EXERCISE GOAL:
Only an exact copy of every record counts as an answer.

[Items from an interface collection]
___

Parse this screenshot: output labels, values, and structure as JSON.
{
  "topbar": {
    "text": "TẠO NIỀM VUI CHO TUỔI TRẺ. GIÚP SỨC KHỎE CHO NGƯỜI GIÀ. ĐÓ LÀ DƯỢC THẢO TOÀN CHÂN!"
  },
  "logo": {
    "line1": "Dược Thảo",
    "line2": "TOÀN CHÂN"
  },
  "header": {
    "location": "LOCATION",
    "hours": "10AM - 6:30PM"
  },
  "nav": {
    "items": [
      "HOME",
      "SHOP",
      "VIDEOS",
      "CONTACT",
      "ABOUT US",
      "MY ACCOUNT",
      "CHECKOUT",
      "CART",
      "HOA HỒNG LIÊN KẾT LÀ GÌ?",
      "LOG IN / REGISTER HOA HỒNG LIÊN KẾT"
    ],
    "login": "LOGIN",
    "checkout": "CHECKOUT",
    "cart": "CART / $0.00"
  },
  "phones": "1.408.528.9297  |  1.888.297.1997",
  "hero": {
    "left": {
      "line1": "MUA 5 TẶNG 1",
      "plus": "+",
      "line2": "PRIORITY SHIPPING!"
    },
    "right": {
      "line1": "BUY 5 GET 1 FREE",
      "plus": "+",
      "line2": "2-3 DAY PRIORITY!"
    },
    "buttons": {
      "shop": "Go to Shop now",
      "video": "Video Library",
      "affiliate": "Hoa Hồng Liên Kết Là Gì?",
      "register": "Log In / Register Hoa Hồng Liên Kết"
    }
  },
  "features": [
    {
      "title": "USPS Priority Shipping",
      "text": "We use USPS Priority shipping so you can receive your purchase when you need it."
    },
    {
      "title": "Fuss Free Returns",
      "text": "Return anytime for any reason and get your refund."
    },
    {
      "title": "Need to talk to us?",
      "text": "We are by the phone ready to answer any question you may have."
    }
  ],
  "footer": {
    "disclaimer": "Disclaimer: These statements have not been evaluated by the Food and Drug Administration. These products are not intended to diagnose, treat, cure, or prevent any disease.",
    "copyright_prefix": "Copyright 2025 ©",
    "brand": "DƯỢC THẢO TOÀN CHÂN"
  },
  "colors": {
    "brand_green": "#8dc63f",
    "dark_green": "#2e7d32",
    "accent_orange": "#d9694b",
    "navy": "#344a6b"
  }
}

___

ANSWER TO THE EXERCISE:
Parse this screenshot: output labels, values, and structure as JSON.
{
  "topbar": {
    "text": "TẠO NIỀM VUI CHO TUỔI TRẺ. GIÚP SỨC KHỎE CHO NGƯỜI GIÀ. ĐÓ LÀ DƯỢC THẢO TOÀN CHÂN!"
  },
  "logo": {
    "line1": "Dược Thảo",
    "line2": "TOÀN CHÂN"
  },
  "header": {
    "location": "LOCATION",
    "hours": "10AM - 6:30PM"
  },
  "nav": {
    "items": [
      "HOME",
      "SHOP",
      "VIDEOS",
      "CONTACT",
      "ABOUT US",
      "MY ACCOUNT",
      "CHECKOUT",
      "CART",
      "HOA HỒNG LIÊN KẾT LÀ GÌ?",
      "LOG IN / REGISTER HOA HỒNG LIÊN KẾT"
    ],
    "login": "LOGIN",
    "checkout": "CHECKOUT",
    "cart": "CART / $0.00"
  },
  "phones": "1.408.528.9297  |  1.888.297.1997",
  "hero": {
    "left": {
      "line1": "MUA 5 TẶNG 1",
      "plus": "+",
      "line2": "PRIORITY SHIPPING!"
    },
    "right": {
      "line1": "BUY 5 GET 1 FREE",
      "plus": "+",
      "line2": "2-3 DAY PRIORITY!"
    },
    "buttons": {
      "shop": "Go to Shop now",
      "video": "Video Library",
      "affiliate": "Hoa Hồng Liên Kết Là Gì?",
      "register": "Log In / Register Hoa Hồng Liên Kết"
    }
  },
  "features": [
    {
      "title": "USPS Priority Shipping",
      "text": "We use USPS Priority shipping so you can receive your purchase when you need it."
    },
    {
      "title": "Fuss Free Returns",
      "text": "Return anytime for any reason and get your refund."
    },
    {
      "title": "Need to talk to us?",
      "text": "We are by the phone ready to answer any question you may have."
    }
  ],
  "footer": {
    "disclaimer": "Disclaimer: These statements have not been evaluated by the Food and Drug Administration. These products are not intended to diagnose, treat, cure, or prevent any disease.",
    "copyright_prefix": "Copyright 2025 ©",
    "brand": "DƯỢC THẢO TOÀN CHÂN"
  },
  "colors": {
    "brand_green": "#8dc63f",
    "dark_green": "#2e7d32",
    "accent_orange": "#d9694b",
    "navy": "#344a6b"
  }
}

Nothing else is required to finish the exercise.